Female macropterous or micropterous; body size variable up to about 4mm in length; colour dark brown, tarsi paler; antennal segment III and basal parts of IV & V yellow; fore wings pale to weakly shaded with dark median line. Head longer than wide, scarcely prolonged in front of eyes; 1 pair of setae close together between posterior ocelli; 1 pair of long setae just behind eyes; maxillary stylets wide apart and V-shaped in head. Antennae 8-segmented, segments III & IV sub-equal in length, III with 2 sensoria, IV with 4 sensoria. Fore tarsus without tooth. Fore wing broad, parallel sided, with about 15 duplicated cilia on posterior margin. Pelta with slender lateral wings; tergites II–VII each with 1 pair of sigmoid wing-retaining setae; tergite IX setae not as long as tube.

Male macropterous or micropterous; similar to female, but large males with fore femora swollen and L-shaped, fore tarsus with stout tooth.

Related and similar species

The genus Nesothripsincludes 28 species, mainly from Australia, New Zealand and the Pacific region. The genus is closely related to Carientothrips, a genus which also has many species in the same part of the world. A key to 14 species in this genus was provided by (Mound 1974b), but N. propinquus and N. lativentris are both variable in structure, within and between sexes (Mound, 1974a). Large males have unusually large L-shaped fore femora, although small males and females have normal fore femora; this structural variation suggests that there is some sort of male/male interaction and fighting over resources.

Taxonomic data

Current valid name

Nesothrips lativentris (Karny)

Original name and synonyms

  • Rhaebothrips lativentris Karny, 1913: 129
  • Cryptothrips claripennis Hood, 1919: 90
  • Cryptothrips difficilis Bagnall, 1921: 276
  • Cryptothrips seychellensis Bagnall, 1921: 274
  • Gynaikothrips fulmeki Karny, 1925: 49
  • Cryptothrips magnus Moulton, 1928: 315
  • Gynaikothrips yuasai Moulton, 1928: 315
  • Machatothrips ipomoeae Ishida, 1932: 12
  • Rhaebothrips fuscus Moulton, 1942: 15
  • Bolothrips australiensis Moulton, 1968: 118

Family placement

Phlaeothripidae, Idolothripinae

Biological data

Life history

Producing colonies on dead fronds of coconut palms, but also on dead branches.
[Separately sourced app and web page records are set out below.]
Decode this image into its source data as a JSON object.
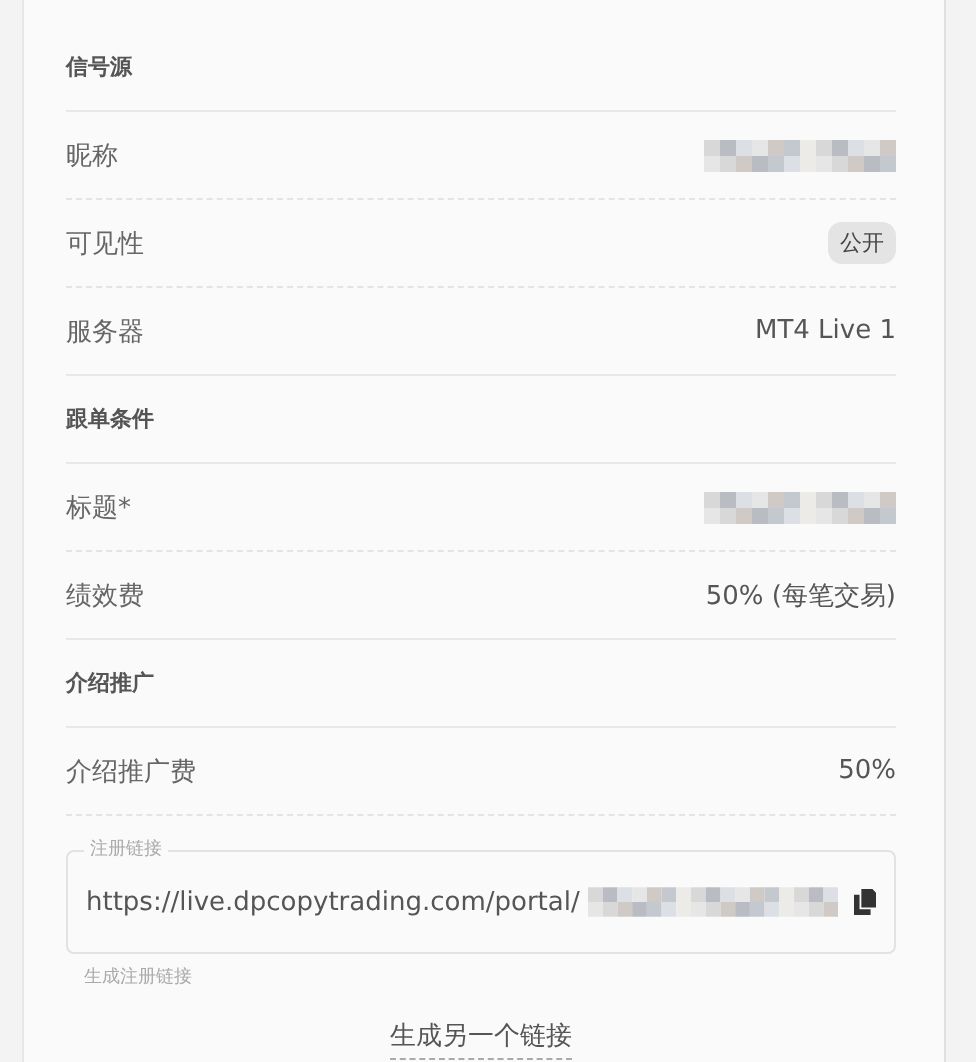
{
  "sections": [
    {
      "title": "信号源",
      "rows": [
        {
          "label": "昵称",
          "value": {
            "kind": "redacted"
          }
        },
        {
          "label": "可见性",
          "value": {
            "kind": "badge",
            "text": "公开"
          }
        },
        {
          "label": "服务器",
          "value": {
            "kind": "text",
            "text": "MT4 Live 1"
          }
        }
      ]
    },
    {
      "title": "跟单条件",
      "rows": [
        {
          "label": "标题*",
          "value": {
            "kind": "redacted"
          }
        },
        {
          "label": "绩效费",
          "value": {
            "kind": "text",
            "text": "50% (每笔交易)"
          }
        }
      ]
    },
    {
      "title": "介绍推广",
      "rows": [
        {
          "label": "介绍推广费",
          "value": {
            "kind": "text",
            "text": "50%"
          }
        }
      ]
    }
  ],
  "link_field": {
    "label": "注册链接",
    "value": "https://live.dpcopytrading.com/portal/",
    "helper": "生成注册链接"
  },
  "action_link": "生成另一个链接"
}
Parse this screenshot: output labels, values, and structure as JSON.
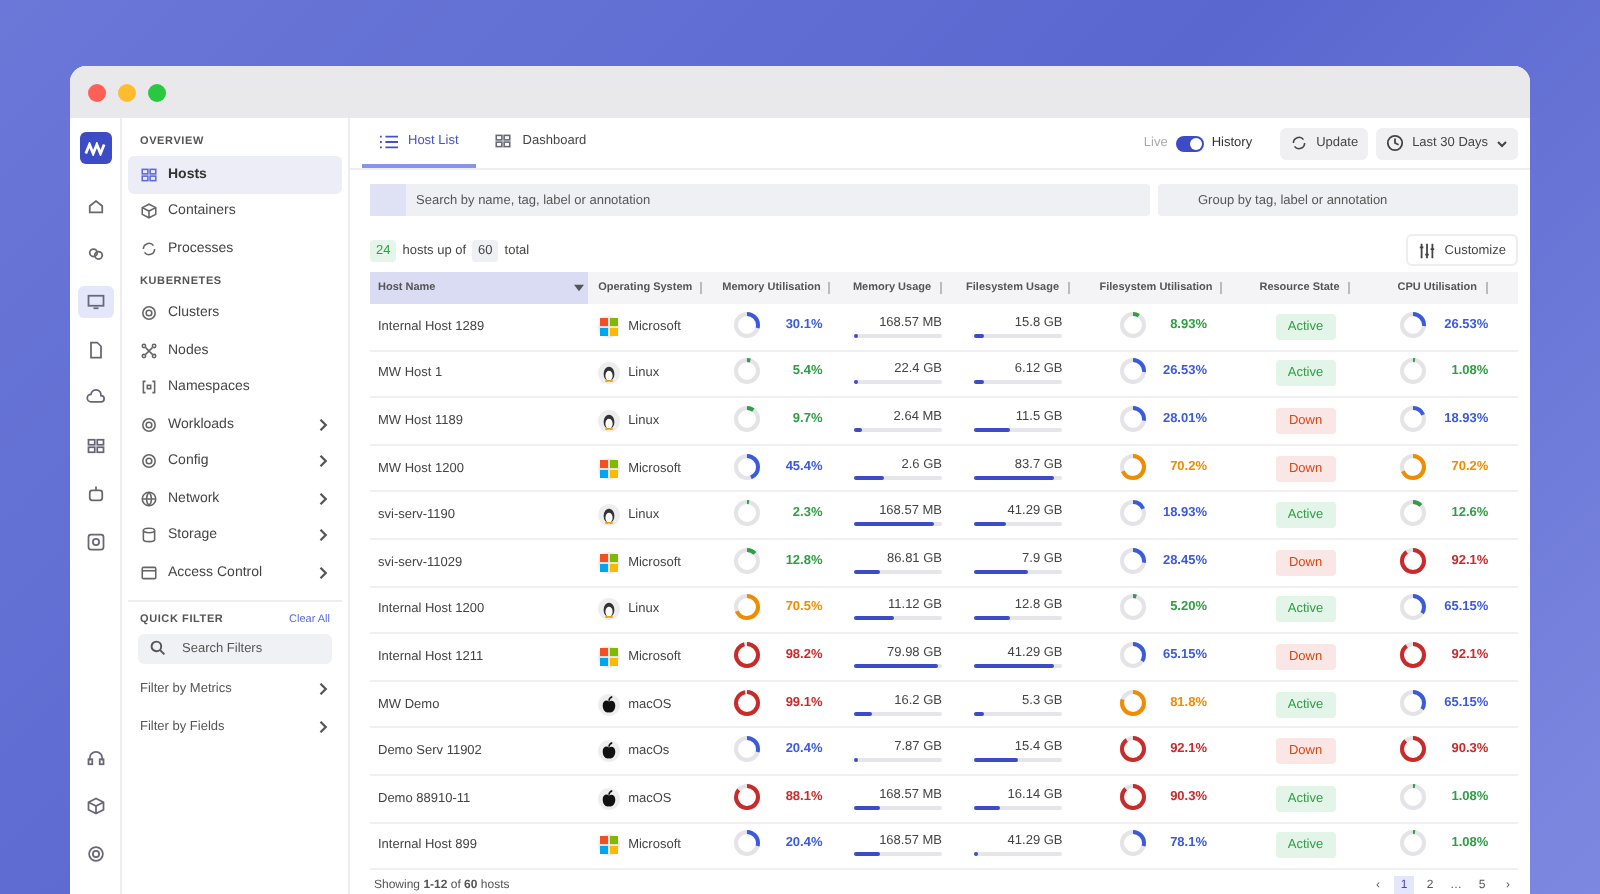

Dispersing winged adults sometimes fly into crops.

Host plants

Feeding on fungal spores.

Tospoviruses vectored


Crop damage


Distribution data

Area of origin

Probably originally from the Pacific area.


Widespread in tropical countries, and a potential immigrant to California.